$8 Million in Fishery Disaster Funds Coming to Washington Tribes


U.S. Senators Patty Murray and Maria Cantwell, the highest ranking Democrat on the Senate Commerce, Science, and Transportation Committee, announced Friday that more than $8 million in fishery disaster assistance would be going to Washington state tribes, and another $440,000 to non-tribal fishing communities.

The funding was approved in 2018, but has been held up by the Office of Management and Budget (OMB), according to the senators’ statement.

The breakdown is: $1.49 million to the Lummi, Nooksack, Tulalip, Suquamish, Makah, Lower Elwha, Jamestown S’Klallam and Port Gamble S’Klallam tribes; $3.8 million to the Hoh, Quileute Tribe, Stillaguamish, Nooksack, Muckleshoot, Upper Skagit, and Suquamish Tribes; $1.65 million to the Makah Tribe; $970,000 to the Quileute Tribe; and $440,000 to non-tribal communities.

The funding will be distributed by the National Oceanic and Atmospheric Administration Fisheries’ Pacific States Marine Fisheries Commission beginning May 1.

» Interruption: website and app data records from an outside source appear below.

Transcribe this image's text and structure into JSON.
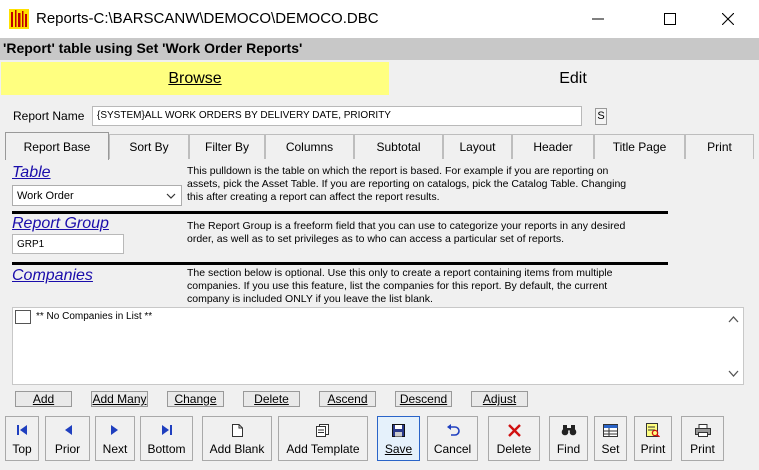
{
  "window": {
    "title": "Reports-C:\\BARSCANW\\DEMOCO\\DEMOCO.DBC",
    "minimize_glyph": "—",
    "maximize_glyph": "☐",
    "close_glyph": "✕"
  },
  "banner": "'Report' table using Set 'Work Order Reports'",
  "main_tabs": {
    "browse": "Browse",
    "edit": "Edit"
  },
  "report_name": {
    "label": "Report Name",
    "value": "{SYSTEM}ALL WORK ORDERS BY DELIVERY DATE, PRIORITY",
    "s_button": "S"
  },
  "sub_tabs": [
    "Report Base",
    "Sort By",
    "Filter By",
    "Columns",
    "Subtotal",
    "Layout",
    "Header",
    "Title Page",
    "Print"
  ],
  "table_section": {
    "title": "Table",
    "desc": [
      "This pulldown is the table on which the report is based.  For example if you are reporting on",
      "assets, pick the Asset Table.  If you are reporting on catalogs, pick the Catalog Table.  Changing",
      "this after creating a report can affect the report results."
    ],
    "selected": "Work Order"
  },
  "group_section": {
    "title": "Report Group",
    "desc": [
      "The Report Group is a freeform field that you can use to categorize your reports in any desired",
      "order, as well as to set privileges as to who can access a particular set of reports."
    ],
    "value": "GRP1"
  },
  "companies_section": {
    "title": "Companies",
    "desc": [
      "The section below is optional.  Use this only to create a report containing items from multiple",
      "companies.  If you use this feature, list the companies for this report.  By default, the current",
      "company is included ONLY if you leave the list blank."
    ],
    "list_item": "** No Companies in List **"
  },
  "list_buttons": [
    "Add",
    "Add Many",
    "Change",
    "Delete",
    "Ascend",
    "Descend",
    "Adjust"
  ],
  "toolbar": {
    "top": "Top",
    "prior": "Prior",
    "next": "Next",
    "bottom": "Bottom",
    "add_blank": "Add Blank",
    "add_template": "Add Template",
    "save": "Save",
    "cancel": "Cancel",
    "delete": "Delete",
    "find": "Find",
    "set": "Set",
    "print1": "Print",
    "print2": "Print"
  },
  "colors": {
    "browse_tab_bg": "#ffff80",
    "link_blue": "#1a0dab",
    "nav_arrow_blue": "#1f3fbf",
    "delete_red": "#d01010"
  }
}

“The senators have pressed OMB to distribute the funding over the past two years, with Cantwell and Murray most recently writing a letter earlier this month to Acting OMB Director Russell Vought urging him to do so,” read the statement. “In the letter, the senators highlighted the economic toll that the COVID-19 pandemic and response has taken on Washington state tribes and fishing communities, and emphasized the need for the speedy distribution of federal fishery disaster assistance funding.”

“In these particularly uncertain times, I’m glad to see tribes and other fishing communities across our state finally get the federal assistance they need to recover, and I won’t stop fighting to make sure the federal government is doing its part to ensure Washingtonians who rely on fishing are getting the help they need to survive this crisis,” said Murray.

“Fisheries are a cornerstone of Washington’s maritime economy, and fishery disasters result in significant nutritional, cultural and financial burdens for Tribes,” said Cantwell. “ I will keep working to improve the fisheries disaster process and develop mitigation strategies to lessen the impact of these disasters.”

The senators noted that need for the funding is greater now because the COVID-19 response has led to fishery closures and reduced exports. The senators said they pushed for $300 million for tribal, subsistence, commercial, and charter fishery participants in the Coronavirus Aid, Relief, and Economic Security (CARES) Act and are working to include additional relief funding in future coronavirus relief legislation.